What lines of the material below include the string "label"? Copy all of them.
*** Opening SUPPLIED RECORDS ***
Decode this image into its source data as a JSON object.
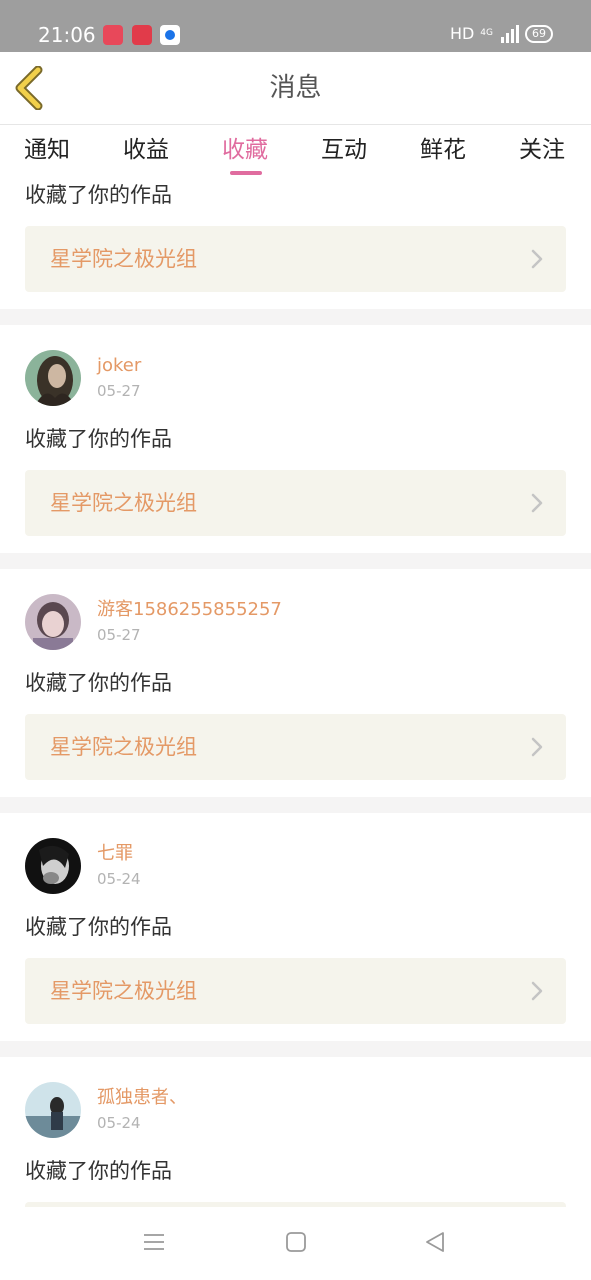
{
  "status": {
    "time": "21:06",
    "hd": "HD",
    "network": "4G",
    "battery": "69"
  },
  "header": {
    "title": "消息"
  },
  "tabs": [
    {
      "label": "通知"
    },
    {
      "label": "收益"
    },
    {
      "label": "收藏"
    },
    {
      "label": "互动"
    },
    {
      "label": "鲜花"
    },
    {
      "label": "关注"
    }
  ],
  "active_tab": "收藏",
  "notifications": [
    {
      "action": "收藏了你的作品",
      "work": "星学院之极光组"
    },
    {
      "user": "joker",
      "date": "05-27",
      "action": "收藏了你的作品",
      "work": "星学院之极光组"
    },
    {
      "user": "游客1586255855257",
      "date": "05-27",
      "action": "收藏了你的作品",
      "work": "星学院之极光组"
    },
    {
      "user": "七罪",
      "date": "05-24",
      "action": "收藏了你的作品",
      "work": "星学院之极光组"
    },
    {
      "user": "孤独患者、",
      "date": "05-24",
      "action": "收藏了你的作品",
      "work": ""
    }
  ],
  "colors": {
    "accent_pink": "#e06c9f",
    "username_orange": "#e49966",
    "work_box_bg": "#f5f4ec",
    "back_arrow_yellow": "#f2d04b"
  }
}
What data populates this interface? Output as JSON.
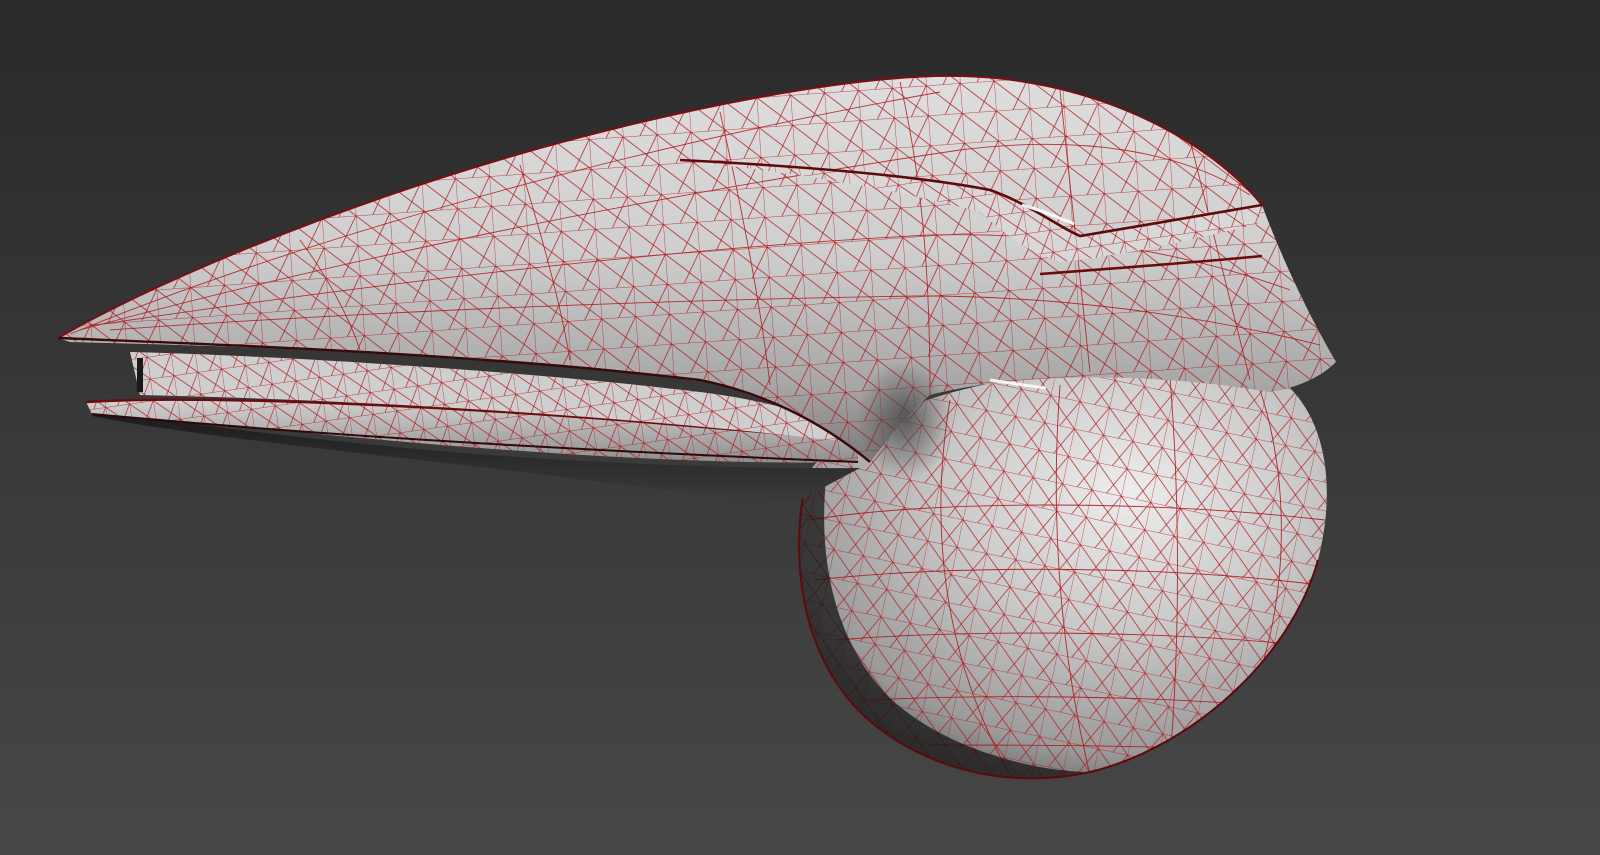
{
  "viewport": {
    "background_top": "#2a2a2a",
    "background_bottom": "#474747",
    "wire_color": "#b0151a",
    "shade_light": "#e9e9e9",
    "shade_mid": "#b9b9b9",
    "shade_dark": "#5a5a5a",
    "edge_dark": "#141414"
  },
  "model": {
    "icon": "wireframe-mesh-icon",
    "display_mode": "shaded-with-wireframe"
  }
}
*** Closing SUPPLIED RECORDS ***
OUTPUT FOR THIS TASK:
      "label": "通知"
      "label": "收益"
      "label": "收藏"
      "label": "互动"
      "label": "鲜花"
      "label": "关注"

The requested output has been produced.